That the publications where Ivan's articles appeared were professional, major trade publications or other media.
We pointed out that, based on the content and targeted audience of the books, the publications were certainly intended for other business coaches ("learned" persons) seeking to improve their own methods. Being an educational source for similarly geared professionals, these should undoubtedly be considered as works of a scholarly nature.
In satisfying our second objective, we showed the publisher to be a form of major media in the further emphasis of the fact that the books were published by the largest e-commerce site in Russia. In combination with documentation of this fact included within the response, we ensured that there should be no reasonable doubt as to the placing of the publisher under the "major media" category.
Employment in A Critical or Essential Capacity
In an initially assumed satisfaction of this criterion the petition included multiple comprehensive descriptions of Ivan's employment history and the multitudinous achievements these enterprises had achieved as well as his essential role in them. These accolades and the companies' prominence withing their respective industries were well documented within the petition, including various awards, benchmarks, media coverage and the testimony of experts.
The RFE's Response
While USCIS accepted that Ivan had clearly been employed in a critical or essential capacity for the listed enterprises, it did not believe that the distinguished nature of the companies had been adequately substantiated.
We provided the foundation of our persuasive effort with the outlining of what "distinguished" actually means, namely something "marked by eminence, distinction, or excellence distinguished leadership" or "befitting an eminent person."
Our response again went over the various accolades of the companies Ivan had serviced, including such signs of their repute as the prominence of their clientele, top rankings in their industry, global renown, prodigious customer bases and monetary success. In equivalence with the accepted definition of "distinguished" given, we did not believe that USCIS should have reason to doubt this categorical application.
As for Ivan's remuneration a profusion of relevant documents were submitted, including bank statements, payroll printout and pay scale information so that his compensation could be seen in comparison to others in his profession.
The RFE's Response
The RFE stated that the original petition did not include enough corroborating evidence demonstrating that Ivan had been compensated highly compared to other professionals in the industry.

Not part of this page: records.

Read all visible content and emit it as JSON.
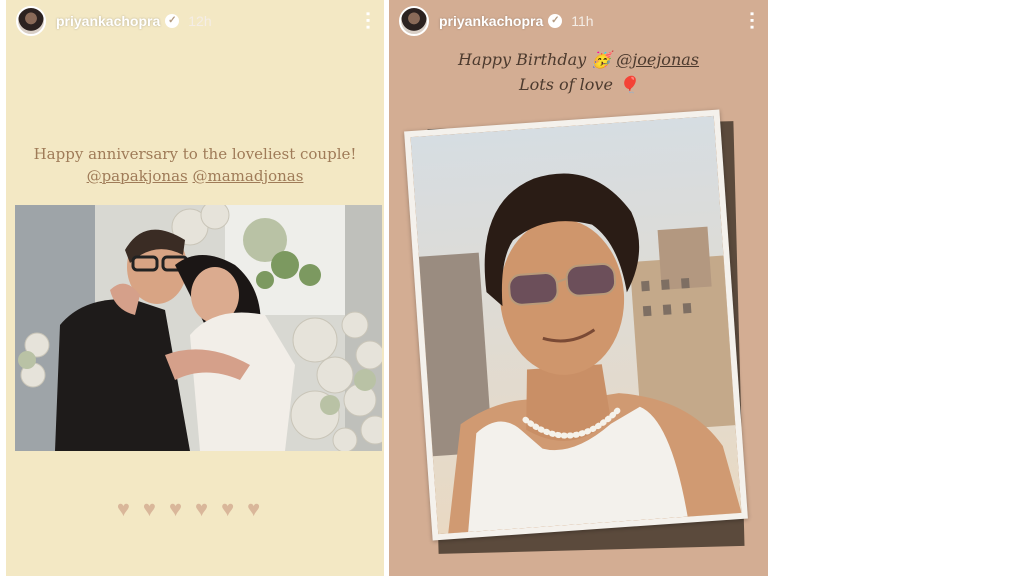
{
  "stories": [
    {
      "username": "priyankachopra",
      "verified_icon": "verified-badge-icon",
      "time": "12h",
      "caption_line1": "Happy anniversary to the loveliest couple!",
      "mention1": "@papakjonas",
      "mention2": "@mamadjonas",
      "hearts": "♥♥♥♥♥♥",
      "photo_icon": "couple-photo"
    },
    {
      "username": "priyankachopra",
      "verified_icon": "verified-badge-icon",
      "time": "11h",
      "caption_prefix": "Happy Birthday",
      "emoji1": "🥳",
      "mention": "@joejonas",
      "caption_line2": "Lots of love",
      "emoji2": "🎈",
      "photo_icon": "portrait-photo"
    }
  ],
  "colors": {
    "story1_bg": "#f3e8c4",
    "story2_bg": "#d3ad93",
    "frame_dark": "#5b4a3c"
  }
}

This was perhaps the most surprising assertion made in the request, as Ivan's compensation through his successful enterprises, even if the pay scale information had not been included, was self-evidently lavish and ubiquitously unmatched by others similarly situated by a significant margin.
We again pointed to the analysis of the profession and documentation of Ivan's high remuneration within it, placing him within a small percentage of the most profitable within his field. This information was demonstrative both in his home country of Russia and the United States, evidence that was further bolstered by our provision of additional analytics from even more sources proving his enormous fiscal success.
Ivan was clearly among the highest paid in the entirety of the business coaching sector, a well documented fact that USCIS should have had no trouble in accepting.
Success: Ivan's O-1 Extraordinary Ability Visa is Granted
After a great deal of arduous research and the meticulous presentation of counterpoints to the RFE's exceedingly trifling qualms in approving Ivan's petition, our efforts proved to be a success.
This was a highly unusual RFE, and there appears to be an emergent pattern of their issuance as USCIS becomes more strident in its efforts to regiment its granting of previously acceptable visa applications. Still, with prudent care and emphasis of the statutory guidance of which adjudicators are obligated to operate in accordance, even an excessively reluctant agency can be persuaded as to the rightful admittance of worthy individuals such as our client.